BackgroundDisruption of cyclic nucleotide signaling in sympathetic postganglionic neurons contributes to impaired intracellular calcium handling (Ca2+) and the development of dysautonomia during the early stages of hypertension, although how this occurs is poorly understood. Emerging evidence supports the uncoupling of signalosomes in distinct cellular compartments involving cyclic nucleotide-sensitive PDEs (phosphodiesterases), which may underpin the autonomic phenotype in stellate neurons.MethodsUsing a combination of single-cell RNA sequencing together with forster resonance energy transfer-based sensors to monitor cyclic adenosine 3',5'-monophosphate, PKA (protein kinase A)-dependent phosphorylation and cGMP (cyclic guanosine 3',5'-monophosphate), we tested the hypothesis that dysregulation occurs in a sub-family of PDEs in the cytosol and outer mitochondrial membrane of neurons from the stellate ganglion.ResultsPDE2A, 6D, 7A, 9A genes were highly expressed in young Wistar neurons and also conserved in neurons from spontaneously hypertensive rats (SHRs). In stellate neurons from prehypertensive SHRs, we found the levels of cyclic adenosine 3',5'-monophosphate and cGMP at the outer mitochondrial membrane were decreased compared with normal neurons. The reduced cyclic adenosine 3',5'-monophosphate response was due to the hydrolytic activity of overexpressed PDE2A2 located at the mitochondria. Normal cyclic adenosine 3',5'-monophosphate levels were re-established by inhibition of PDE2A. There was also a greater PKA-dependent phosphorylation in the cytosol and at the outer mitochondrial membrane in spontaneously hypertensive rat neurons, where this response was regulated by protein phosphatases. The cGMP response was only restored by inhibition of PDE6.ConclusionsWhen taken together, these results suggest that site-specific inhibition of PDE2A and PDE6D at the outer mitochondrial membrane may provide a therapeutic target to ameliorate cardiac sympathetic impairment during the onset of hypertension.

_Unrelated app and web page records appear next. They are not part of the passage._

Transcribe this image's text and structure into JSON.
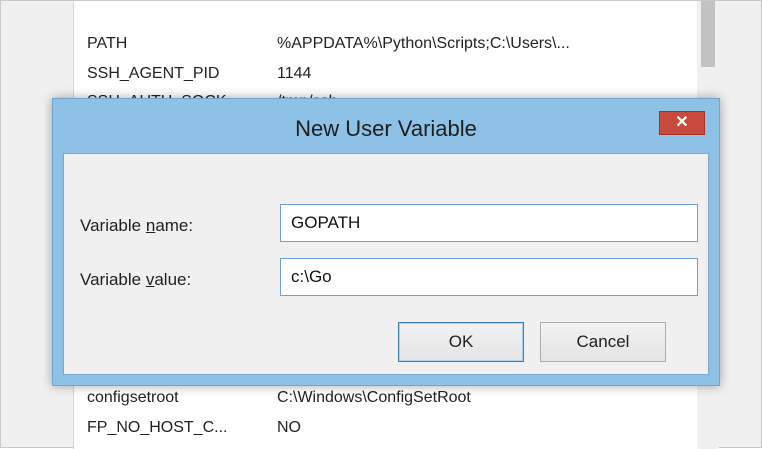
{
  "background": {
    "variables": [
      {
        "name": "PATH",
        "value": "%APPDATA%\\Python\\Scripts;C:\\Users\\..."
      },
      {
        "name": "SSH_AGENT_PID",
        "value": "1144"
      },
      {
        "name": "SSH_AUTH_SOCK",
        "value": "/tmp/ssh-..."
      },
      {
        "name": "configsetroot",
        "value": "C:\\Windows\\ConfigSetRoot"
      },
      {
        "name": "FP_NO_HOST_C...",
        "value": "NO"
      }
    ]
  },
  "dialog": {
    "title": "New User Variable",
    "close_label": "✕",
    "name_label_pre": "Variable ",
    "name_label_key": "n",
    "name_label_post": "ame:",
    "name_value": "GOPATH",
    "value_label_pre": "Variable ",
    "value_label_key": "v",
    "value_label_post": "alue:",
    "value_value": "c:\\Go",
    "ok_label": "OK",
    "cancel_label": "Cancel"
  },
  "colors": {
    "dialog_frame": "#8ec1e6",
    "close_button": "#c74a3c"
  }
}
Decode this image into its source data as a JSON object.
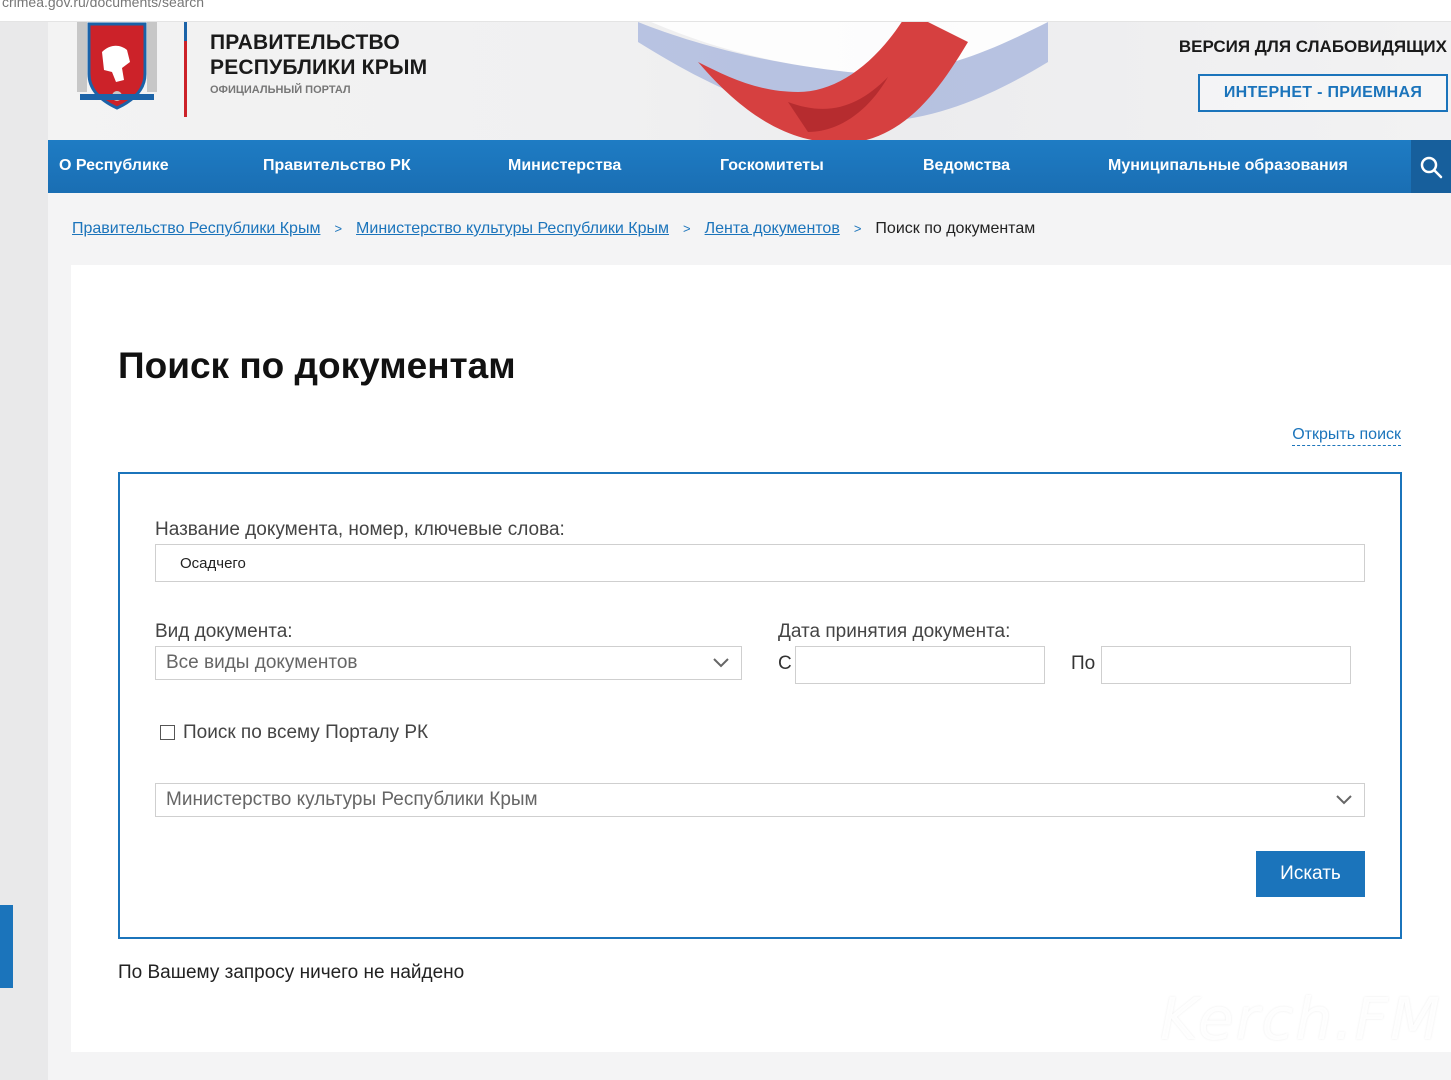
{
  "browser": {
    "url": "crimea.gov.ru/documents/search"
  },
  "header": {
    "title": "ПРАВИТЕЛЬСТВО\nРЕСПУБЛИКИ КРЫМ",
    "subtitle": "ОФИЦИАЛЬНЫЙ ПОРТАЛ",
    "vision_link": "ВЕРСИЯ ДЛЯ СЛАБОВИДЯЩИХ",
    "reception_button": "ИНТЕРНЕТ - ПРИЕМНАЯ",
    "emblem_icon": "crimea-coat-of-arms-icon",
    "colors": {
      "accent": "#1b74bb",
      "emblem_red": "#cc2229"
    }
  },
  "nav": {
    "items": [
      {
        "label": "О Республике"
      },
      {
        "label": "Правительство РК"
      },
      {
        "label": "Министерства"
      },
      {
        "label": "Госкомитеты"
      },
      {
        "label": "Ведомства"
      },
      {
        "label": "Муниципальные образования"
      }
    ],
    "search_icon": "search-icon"
  },
  "breadcrumb": {
    "items": [
      "Правительство Республики Крым",
      "Министерство культуры Республики Крым",
      "Лента документов"
    ],
    "separator": ">",
    "current": "Поиск по документам"
  },
  "main": {
    "title": "Поиск по документам",
    "open_search_link": "Открыть поиск",
    "form": {
      "name_label": "Название документа, номер, ключевые слова:",
      "name_value": "Осадчего",
      "type_label": "Вид документа:",
      "type_value": "Все виды документов",
      "date_label": "Дата принятия документа:",
      "date_from_label": "С",
      "date_to_label": "По",
      "date_from_value": "",
      "date_to_value": "",
      "portal_checkbox_label": "Поиск по всему Порталу РК",
      "portal_checkbox_checked": false,
      "organization_value": "Министерство культуры Республики Крым",
      "submit_label": "Искать"
    },
    "no_results": "По Вашему запросу ничего не найдено"
  },
  "watermark": "Kerch.FM"
}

Hypertension (Dallas, Tex. : 1979)
Burdon Sanderson Cardiac Science Centre and BHF Centre of Research Excellence, Department of Physiology, Anatomy and Genetics, University of Oxford, United Kingdom. (D.L., K.L., H.D., C.R., O.C.N., A.T., N.L., M.Z., D.J.P.).